I’m now sharing excerpts from a middle grade historical fantasy short story called “The Search for Shoki,” which I wrote for a contest last year. It’s set in 737 Japan, during the last year of a smallpox epidemic which started in 735 and killed one-third of the population.

Umiko Hamasaki and Mizuki, daughter of her household’s senior lady-in-waiting, are on a mission to find friendly yokai who’ll lead them to Shoki, a great slayer of disease demons. After a few days in the forest, under the protection of Baku, they’ve emerged into a lush grassland. When rain began coming down, they hightailed it towards the nearest building.

Nio of the Jodo-ji temple in Matsuyama, Copyright Dokudami

Ayumu came to a stop in front of a temple matching the one on Shinobu’s map. Rain came down more and more heavily as Umiko dismounted Ayumu and made her way to the gates. On either side were Nio, muscular images of Buddha. The statue on the right had an open mouth, and the one on the left had a closed mouth.

“Should we take Ayumu inside?” Mizuki asked. “Animals have the potential to reach Nirvana just as humans do, and could’ve been loved ones in former lifetimes.”
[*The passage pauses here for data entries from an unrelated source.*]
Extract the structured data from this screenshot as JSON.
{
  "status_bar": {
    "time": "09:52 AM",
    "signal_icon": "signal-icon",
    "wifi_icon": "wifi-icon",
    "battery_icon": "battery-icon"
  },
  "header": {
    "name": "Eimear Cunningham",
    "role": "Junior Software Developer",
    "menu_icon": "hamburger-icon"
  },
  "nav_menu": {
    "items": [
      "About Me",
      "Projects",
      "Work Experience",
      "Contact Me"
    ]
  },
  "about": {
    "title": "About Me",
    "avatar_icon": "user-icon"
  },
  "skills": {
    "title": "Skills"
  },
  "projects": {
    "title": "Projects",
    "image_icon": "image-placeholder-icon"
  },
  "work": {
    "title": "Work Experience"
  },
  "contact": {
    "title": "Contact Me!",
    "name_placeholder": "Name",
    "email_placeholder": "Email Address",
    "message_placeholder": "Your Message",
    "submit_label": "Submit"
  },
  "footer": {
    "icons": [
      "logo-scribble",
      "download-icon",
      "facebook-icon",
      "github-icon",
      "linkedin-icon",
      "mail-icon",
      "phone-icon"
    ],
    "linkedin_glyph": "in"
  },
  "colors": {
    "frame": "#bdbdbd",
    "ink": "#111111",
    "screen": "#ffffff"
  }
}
“It’ll be worse to leave her outside,” Umiko said. “We’ll only stay here until the rain stops.”

Rain began pounding heavily upon the roof as soon as they were in the main hall. Some of the rain gushed in through cracks in the stone walls.

The ten lines end here. One more is below.

No other sounds could be heard, and Umiko didn’t sense the presence of anyone else, animal or human.